**Exercise requirements**
Please copy the records exactly as they appear, with all pictures left out.

**Given data**
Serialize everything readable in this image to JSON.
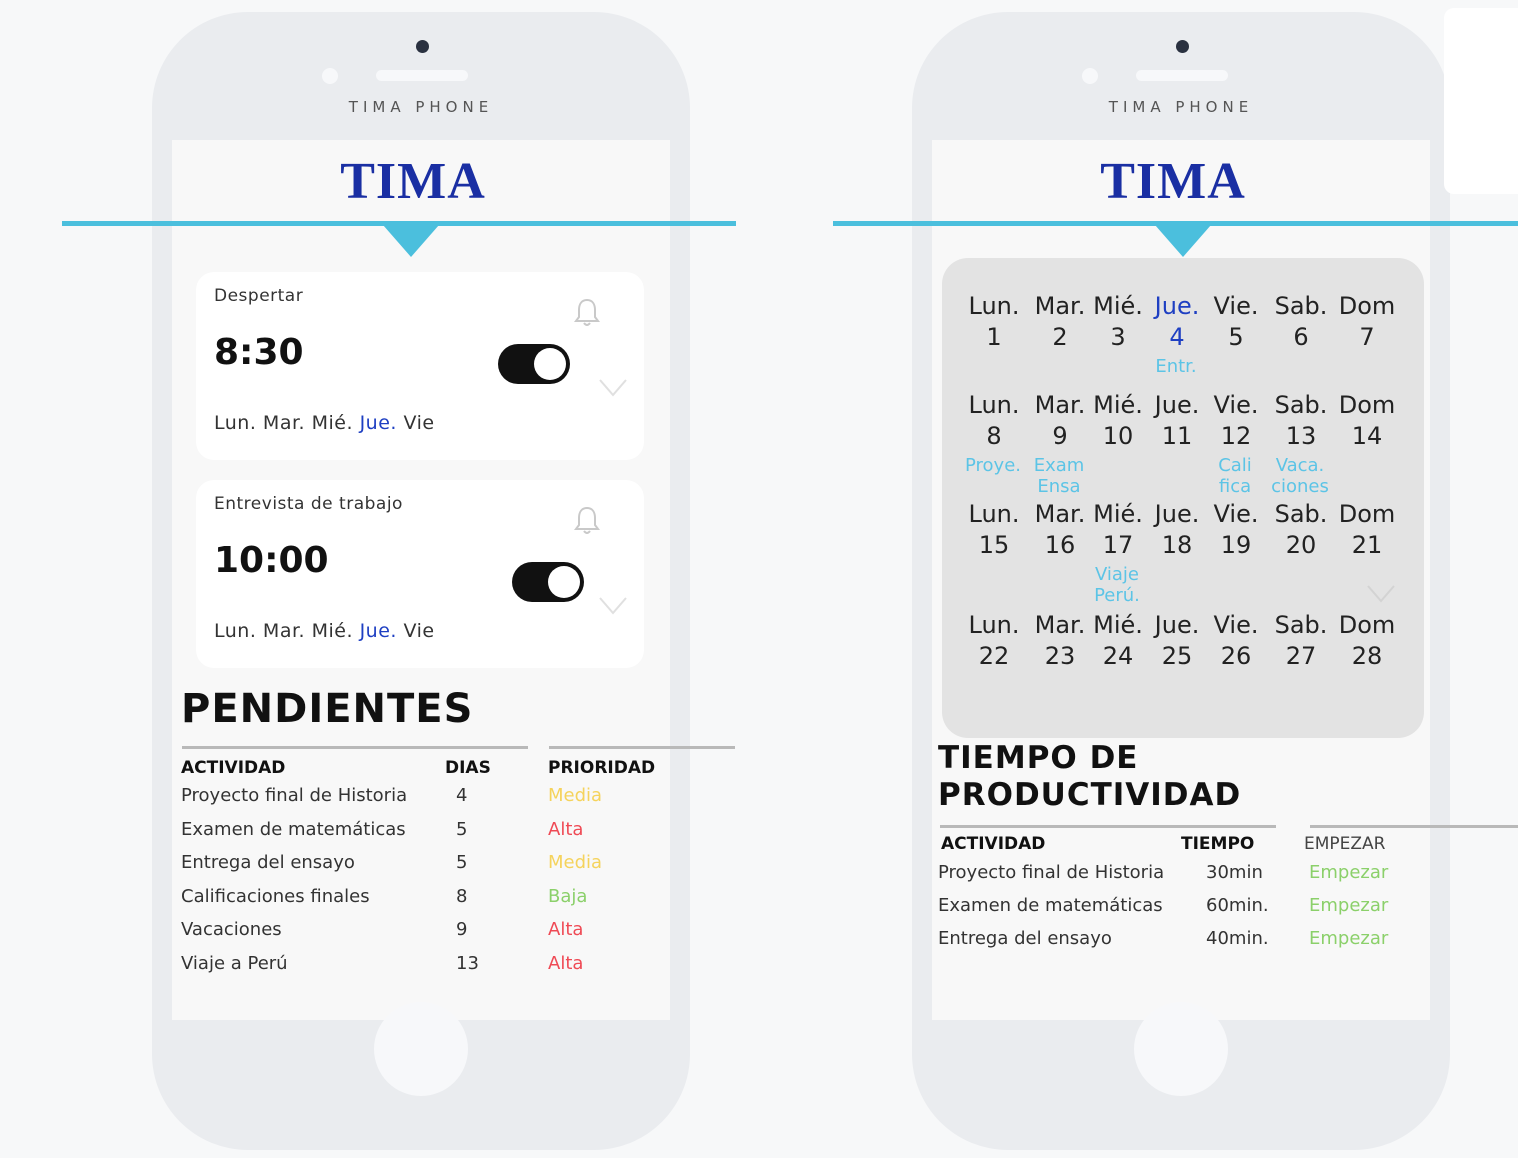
{
  "phone": {
    "brand": "TIMA PHONE"
  },
  "app": {
    "title": "TIMA"
  },
  "alarms": [
    {
      "label": "Despertar",
      "time": "8:30",
      "enabled": true,
      "days": [
        "Lun.",
        "Mar.",
        "Mié.",
        "Jue.",
        "Vie"
      ],
      "highlight_day": "Jue."
    },
    {
      "label": "Entrevista de trabajo",
      "time": "10:00",
      "enabled": true,
      "days": [
        "Lun.",
        "Mar.",
        "Mié.",
        "Jue.",
        "Vie"
      ],
      "highlight_day": "Jue."
    }
  ],
  "pendientes": {
    "title": "PENDIENTES",
    "columns": {
      "actividad": "ACTIVIDAD",
      "dias": "DIAS",
      "prioridad": "PRIORIDAD"
    },
    "rows": [
      {
        "actividad": "Proyecto final de Historia",
        "dias": "4",
        "prioridad": "Media"
      },
      {
        "actividad": "Examen de matemáticas",
        "dias": "5",
        "prioridad": "Alta"
      },
      {
        "actividad": "Entrega del ensayo",
        "dias": "5",
        "prioridad": "Media"
      },
      {
        "actividad": "Calificaciones finales",
        "dias": "8",
        "prioridad": "Baja"
      },
      {
        "actividad": "Vacaciones",
        "dias": "9",
        "prioridad": "Alta"
      },
      {
        "actividad": "Viaje a Perú",
        "dias": "13",
        "prioridad": "Alta"
      }
    ],
    "priority_colors": {
      "Media": "#f5d35c",
      "Alta": "#ef4a55",
      "Baja": "#8bd06a"
    }
  },
  "calendar": {
    "day_labels": [
      "Lun.",
      "Mar.",
      "Mié.",
      "Jue.",
      "Vie.",
      "Sab.",
      "Dom"
    ],
    "highlight_color": "#1e3fc2",
    "event_color": "#5cc4e6",
    "weeks": [
      {
        "numbers": [
          "1",
          "2",
          "3",
          "4",
          "5",
          "6",
          "7"
        ],
        "highlight_index": 3,
        "events": [
          "",
          "",
          "",
          "Entr.",
          "",
          "",
          ""
        ]
      },
      {
        "numbers": [
          "8",
          "9",
          "10",
          "11",
          "12",
          "13",
          "14"
        ],
        "events": [
          "Proye.",
          "Exam Ensa",
          "",
          "",
          "Cali fica",
          "Vaca. ciones",
          ""
        ]
      },
      {
        "numbers": [
          "15",
          "16",
          "17",
          "18",
          "19",
          "20",
          "21"
        ],
        "events": [
          "",
          "",
          "Viaje Perú.",
          "",
          "",
          "",
          ""
        ]
      },
      {
        "numbers": [
          "22",
          "23",
          "24",
          "25",
          "26",
          "27",
          "28"
        ],
        "events": [
          "",
          "",
          "",
          "",
          "",
          "",
          ""
        ]
      }
    ]
  },
  "productividad": {
    "title_line1": "TIEMPO DE",
    "title_line2": "PRODUCTIVIDAD",
    "columns": {
      "actividad": "ACTIVIDAD",
      "tiempo": "TIEMPO",
      "empezar": "EMPEZAR"
    },
    "rows": [
      {
        "actividad": "Proyecto final de Historia",
        "tiempo": "30min",
        "accion": "Empezar"
      },
      {
        "actividad": "Examen de matemáticas",
        "tiempo": "60min.",
        "accion": "Empezar"
      },
      {
        "actividad": "Entrega del ensayo",
        "tiempo": "40min.",
        "accion": "Empezar"
      }
    ],
    "action_color": "#8bd06a"
  }
}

**Result for this exercise**
Serialize everything readable in this image to JSON.
{
  "phone": {
    "brand": "TIMA PHONE"
  },
  "app": {
    "title": "TIMA"
  },
  "alarms": [
    {
      "label": "Despertar",
      "time": "8:30",
      "enabled": true,
      "days": [
        "Lun.",
        "Mar.",
        "Mié.",
        "Jue.",
        "Vie"
      ],
      "highlight_day": "Jue."
    },
    {
      "label": "Entrevista de trabajo",
      "time": "10:00",
      "enabled": true,
      "days": [
        "Lun.",
        "Mar.",
        "Mié.",
        "Jue.",
        "Vie"
      ],
      "highlight_day": "Jue."
    }
  ],
  "pendientes": {
    "title": "PENDIENTES",
    "columns": {
      "actividad": "ACTIVIDAD",
      "dias": "DIAS",
      "prioridad": "PRIORIDAD"
    },
    "rows": [
      {
        "actividad": "Proyecto final de Historia",
        "dias": "4",
        "prioridad": "Media"
      },
      {
        "actividad": "Examen de matemáticas",
        "dias": "5",
        "prioridad": "Alta"
      },
      {
        "actividad": "Entrega del ensayo",
        "dias": "5",
        "prioridad": "Media"
      },
      {
        "actividad": "Calificaciones finales",
        "dias": "8",
        "prioridad": "Baja"
      },
      {
        "actividad": "Vacaciones",
        "dias": "9",
        "prioridad": "Alta"
      },
      {
        "actividad": "Viaje a Perú",
        "dias": "13",
        "prioridad": "Alta"
      }
    ],
    "priority_colors": {
      "Media": "#f5d35c",
      "Alta": "#ef4a55",
      "Baja": "#8bd06a"
    }
  },
  "calendar": {
    "day_labels": [
      "Lun.",
      "Mar.",
      "Mié.",
      "Jue.",
      "Vie.",
      "Sab.",
      "Dom"
    ],
    "highlight_color": "#1e3fc2",
    "event_color": "#5cc4e6",
    "weeks": [
      {
        "numbers": [
          "1",
          "2",
          "3",
          "4",
          "5",
          "6",
          "7"
        ],
        "highlight_index": 3,
        "events": [
          "",
          "",
          "",
          "Entr.",
          "",
          "",
          ""
        ]
      },
      {
        "numbers": [
          "8",
          "9",
          "10",
          "11",
          "12",
          "13",
          "14"
        ],
        "events": [
          "Proye.",
          "Exam Ensa",
          "",
          "",
          "Cali fica",
          "Vaca. ciones",
          ""
        ]
      },
      {
        "numbers": [
          "15",
          "16",
          "17",
          "18",
          "19",
          "20",
          "21"
        ],
        "events": [
          "",
          "",
          "Viaje Perú.",
          "",
          "",
          "",
          ""
        ]
      },
      {
        "numbers": [
          "22",
          "23",
          "24",
          "25",
          "26",
          "27",
          "28"
        ],
        "events": [
          "",
          "",
          "",
          "",
          "",
          "",
          ""
        ]
      }
    ]
  },
  "productividad": {
    "title_line1": "TIEMPO DE",
    "title_line2": "PRODUCTIVIDAD",
    "columns": {
      "actividad": "ACTIVIDAD",
      "tiempo": "TIEMPO",
      "empezar": "EMPEZAR"
    },
    "rows": [
      {
        "actividad": "Proyecto final de Historia",
        "tiempo": "30min",
        "accion": "Empezar"
      },
      {
        "actividad": "Examen de matemáticas",
        "tiempo": "60min.",
        "accion": "Empezar"
      },
      {
        "actividad": "Entrega del ensayo",
        "tiempo": "40min.",
        "accion": "Empezar"
      }
    ],
    "action_color": "#8bd06a"
  }
}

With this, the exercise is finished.